[Stored records]

┌────────

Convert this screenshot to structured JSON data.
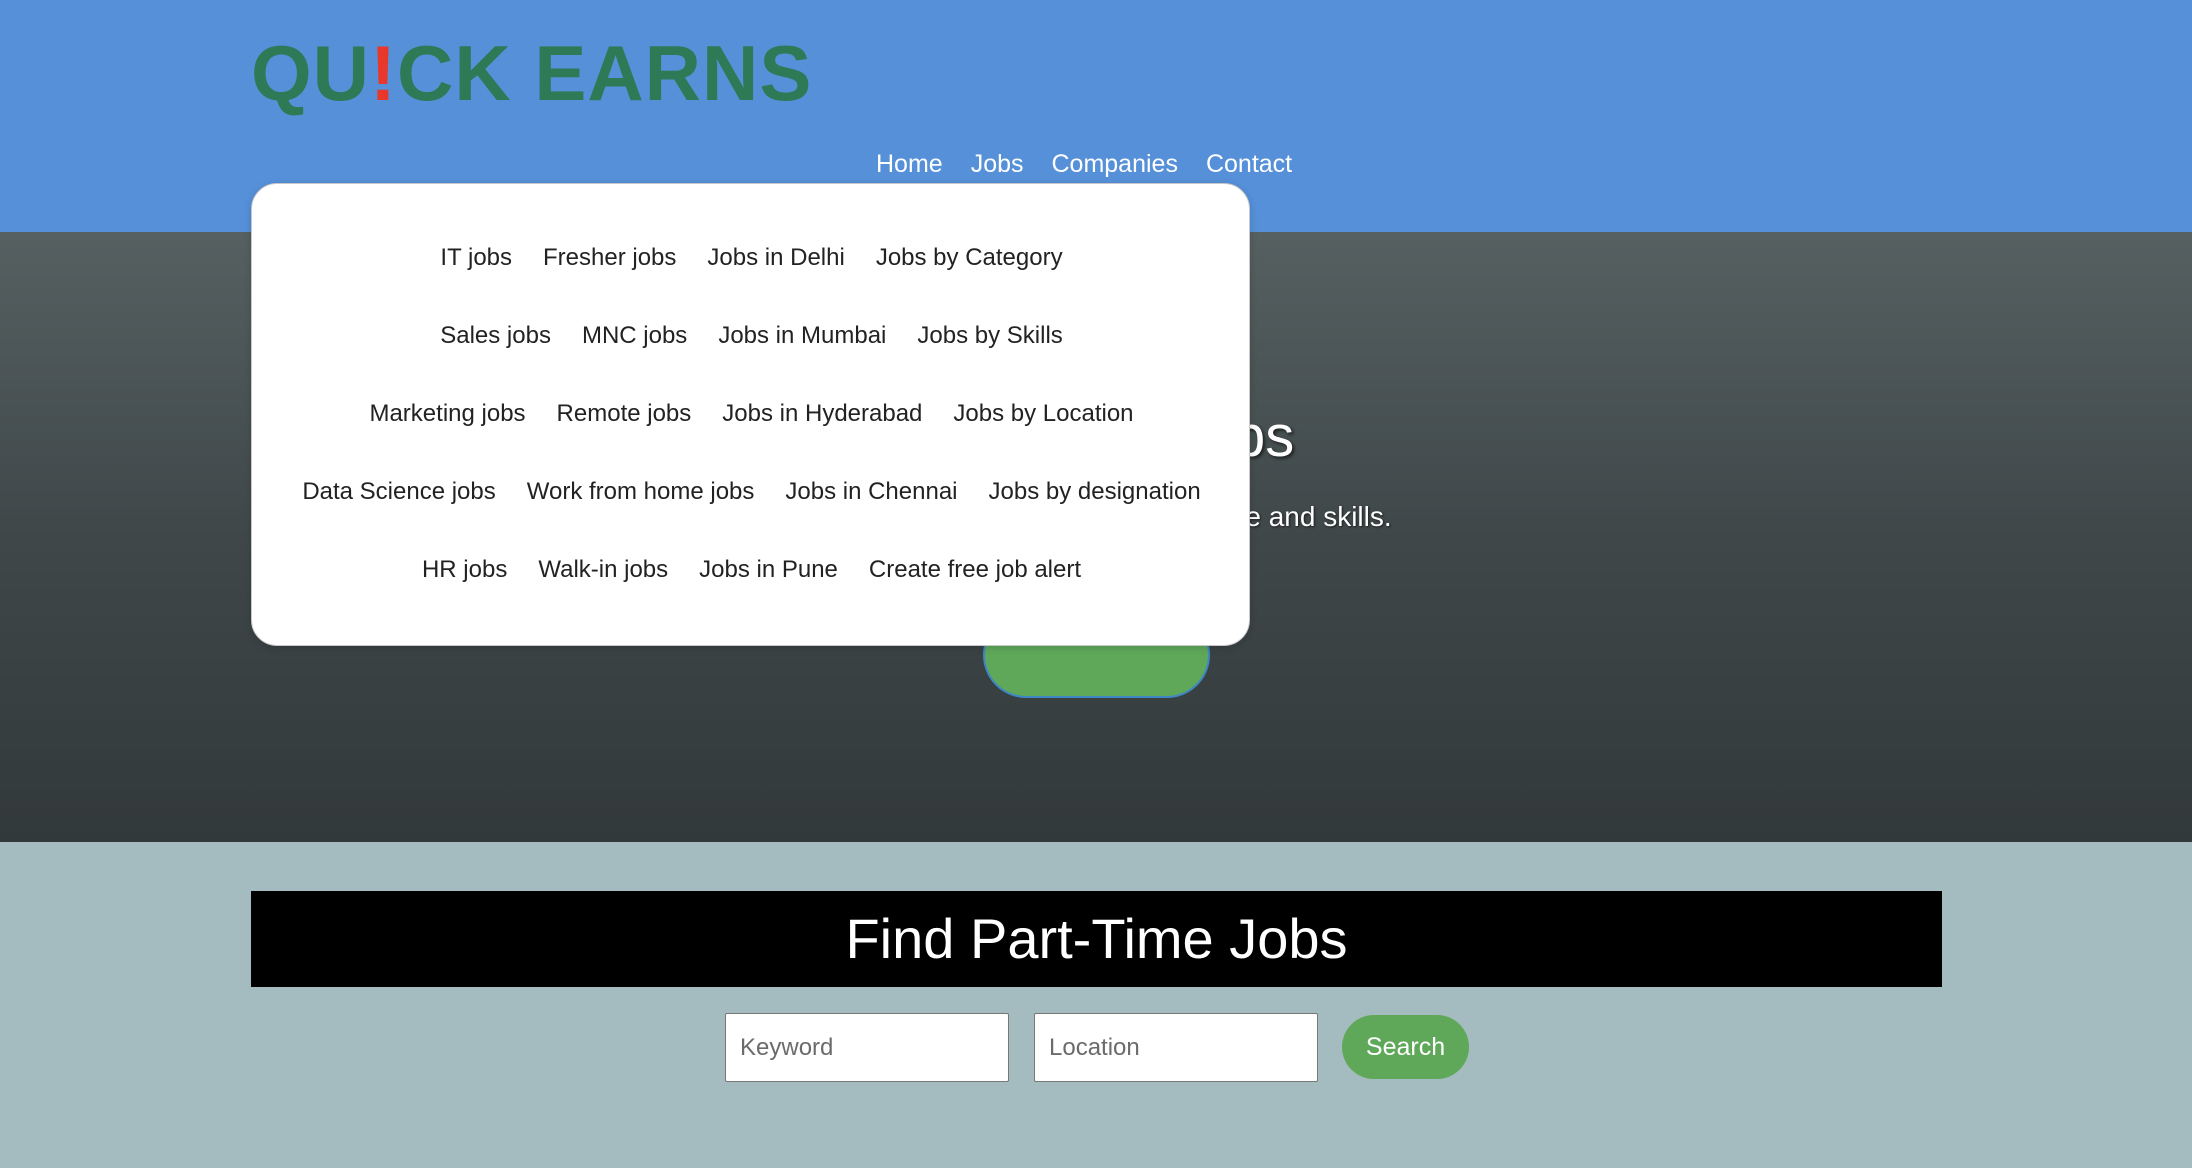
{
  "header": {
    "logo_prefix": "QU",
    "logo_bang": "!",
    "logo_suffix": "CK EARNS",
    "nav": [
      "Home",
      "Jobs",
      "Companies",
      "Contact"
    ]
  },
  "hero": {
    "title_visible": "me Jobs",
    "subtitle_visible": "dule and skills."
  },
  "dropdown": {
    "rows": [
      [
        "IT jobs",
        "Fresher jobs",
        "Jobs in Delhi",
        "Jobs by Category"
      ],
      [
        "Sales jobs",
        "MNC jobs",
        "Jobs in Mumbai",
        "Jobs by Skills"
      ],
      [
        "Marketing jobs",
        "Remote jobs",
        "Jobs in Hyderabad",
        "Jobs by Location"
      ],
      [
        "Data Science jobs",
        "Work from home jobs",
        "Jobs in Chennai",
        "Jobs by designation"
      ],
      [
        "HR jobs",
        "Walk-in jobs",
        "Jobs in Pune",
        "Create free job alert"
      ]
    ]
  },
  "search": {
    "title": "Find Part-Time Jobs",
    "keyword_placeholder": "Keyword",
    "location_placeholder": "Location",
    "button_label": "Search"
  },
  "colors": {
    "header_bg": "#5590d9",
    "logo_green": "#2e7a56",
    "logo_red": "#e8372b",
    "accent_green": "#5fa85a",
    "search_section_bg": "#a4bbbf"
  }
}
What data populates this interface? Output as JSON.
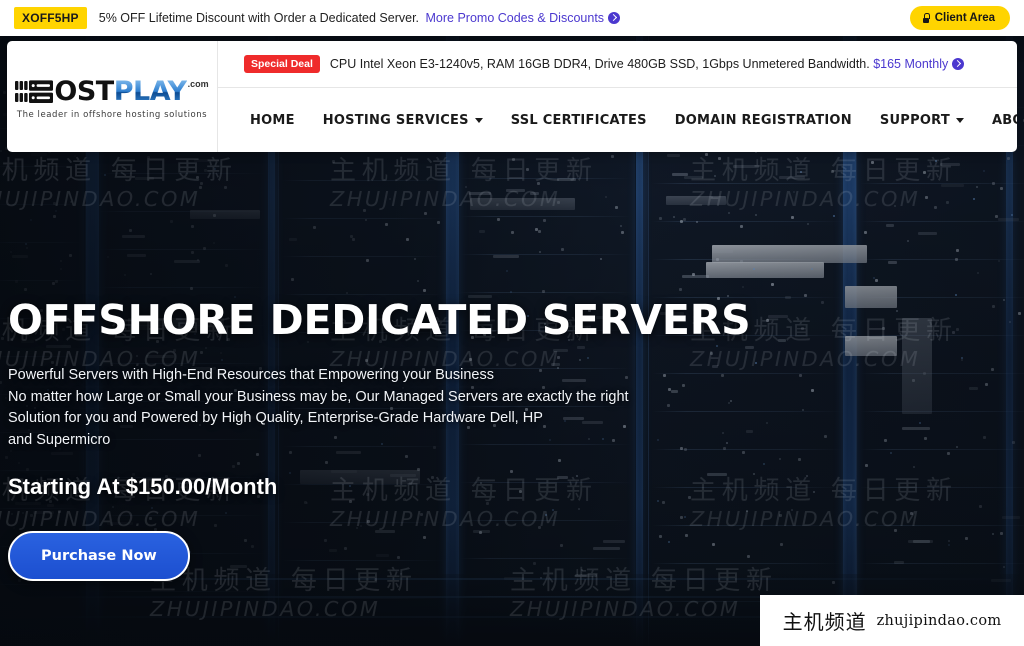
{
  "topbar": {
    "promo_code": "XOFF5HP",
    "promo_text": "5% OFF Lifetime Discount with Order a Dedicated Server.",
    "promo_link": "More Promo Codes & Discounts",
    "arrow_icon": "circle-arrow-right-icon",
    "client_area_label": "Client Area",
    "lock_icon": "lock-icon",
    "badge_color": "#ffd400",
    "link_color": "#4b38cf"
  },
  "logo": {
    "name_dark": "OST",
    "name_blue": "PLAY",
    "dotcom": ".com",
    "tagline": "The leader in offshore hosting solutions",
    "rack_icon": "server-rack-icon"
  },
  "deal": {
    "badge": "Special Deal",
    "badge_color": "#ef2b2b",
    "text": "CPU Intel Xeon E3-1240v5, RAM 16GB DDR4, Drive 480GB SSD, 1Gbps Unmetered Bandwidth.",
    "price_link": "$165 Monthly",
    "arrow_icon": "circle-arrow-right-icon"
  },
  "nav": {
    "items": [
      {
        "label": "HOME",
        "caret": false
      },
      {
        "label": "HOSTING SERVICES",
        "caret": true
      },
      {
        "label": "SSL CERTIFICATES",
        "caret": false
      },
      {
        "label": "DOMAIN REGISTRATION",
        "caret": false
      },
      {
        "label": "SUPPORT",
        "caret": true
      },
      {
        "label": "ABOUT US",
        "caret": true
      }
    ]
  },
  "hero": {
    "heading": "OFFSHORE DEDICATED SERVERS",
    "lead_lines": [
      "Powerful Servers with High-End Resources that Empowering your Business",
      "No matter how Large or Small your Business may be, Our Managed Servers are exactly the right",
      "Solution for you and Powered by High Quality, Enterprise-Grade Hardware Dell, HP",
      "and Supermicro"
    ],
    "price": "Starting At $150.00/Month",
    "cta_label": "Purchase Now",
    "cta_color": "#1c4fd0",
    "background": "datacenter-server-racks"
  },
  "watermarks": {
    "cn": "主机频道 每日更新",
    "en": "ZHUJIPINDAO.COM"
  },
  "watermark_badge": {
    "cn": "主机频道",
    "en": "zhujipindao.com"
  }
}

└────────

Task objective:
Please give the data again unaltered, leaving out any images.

Solution:
Convert this screenshot to structured JSON data.
{
  "header": {
    "logo_prefix": "QU",
    "logo_bang": "!",
    "logo_suffix": "CK EARNS",
    "nav": [
      "Home",
      "Jobs",
      "Companies",
      "Contact"
    ]
  },
  "hero": {
    "title_visible": "me Jobs",
    "subtitle_visible": "dule and skills."
  },
  "dropdown": {
    "rows": [
      [
        "IT jobs",
        "Fresher jobs",
        "Jobs in Delhi",
        "Jobs by Category"
      ],
      [
        "Sales jobs",
        "MNC jobs",
        "Jobs in Mumbai",
        "Jobs by Skills"
      ],
      [
        "Marketing jobs",
        "Remote jobs",
        "Jobs in Hyderabad",
        "Jobs by Location"
      ],
      [
        "Data Science jobs",
        "Work from home jobs",
        "Jobs in Chennai",
        "Jobs by designation"
      ],
      [
        "HR jobs",
        "Walk-in jobs",
        "Jobs in Pune",
        "Create free job alert"
      ]
    ]
  },
  "search": {
    "title": "Find Part-Time Jobs",
    "keyword_placeholder": "Keyword",
    "location_placeholder": "Location",
    "button_label": "Search"
  },
  "colors": {
    "header_bg": "#5590d9",
    "logo_green": "#2e7a56",
    "logo_red": "#e8372b",
    "accent_green": "#5fa85a",
    "search_section_bg": "#a4bbbf"
  }
}
What data populates this interface? Output as JSON.
{
  "topbar": {
    "promo_code": "XOFF5HP",
    "promo_text": "5% OFF Lifetime Discount with Order a Dedicated Server.",
    "promo_link": "More Promo Codes & Discounts",
    "arrow_icon": "circle-arrow-right-icon",
    "client_area_label": "Client Area",
    "lock_icon": "lock-icon",
    "badge_color": "#ffd400",
    "link_color": "#4b38cf"
  },
  "logo": {
    "name_dark": "OST",
    "name_blue": "PLAY",
    "dotcom": ".com",
    "tagline": "The leader in offshore hosting solutions",
    "rack_icon": "server-rack-icon"
  },
  "deal": {
    "badge": "Special Deal",
    "badge_color": "#ef2b2b",
    "text": "CPU Intel Xeon E3-1240v5, RAM 16GB DDR4, Drive 480GB SSD, 1Gbps Unmetered Bandwidth.",
    "price_link": "$165 Monthly",
    "arrow_icon": "circle-arrow-right-icon"
  },
  "nav": {
    "items": [
      {
        "label": "HOME",
        "caret": false
      },
      {
        "label": "HOSTING SERVICES",
        "caret": true
      },
      {
        "label": "SSL CERTIFICATES",
        "caret": false
      },
      {
        "label": "DOMAIN REGISTRATION",
        "caret": false
      },
      {
        "label": "SUPPORT",
        "caret": true
      },
      {
        "label": "ABOUT US",
        "caret": true
      }
    ]
  },
  "hero": {
    "heading": "OFFSHORE DEDICATED SERVERS",
    "lead_lines": [
      "Powerful Servers with High-End Resources that Empowering your Business",
      "No matter how Large or Small your Business may be, Our Managed Servers are exactly the right",
      "Solution for you and Powered by High Quality, Enterprise-Grade Hardware Dell, HP",
      "and Supermicro"
    ],
    "price": "Starting At $150.00/Month",
    "cta_label": "Purchase Now",
    "cta_color": "#1c4fd0",
    "background": "datacenter-server-racks"
  },
  "watermarks": {
    "cn": "主机频道 每日更新",
    "en": "ZHUJIPINDAO.COM"
  },
  "watermark_badge": {
    "cn": "主机频道",
    "en": "zhujipindao.com"
  }
}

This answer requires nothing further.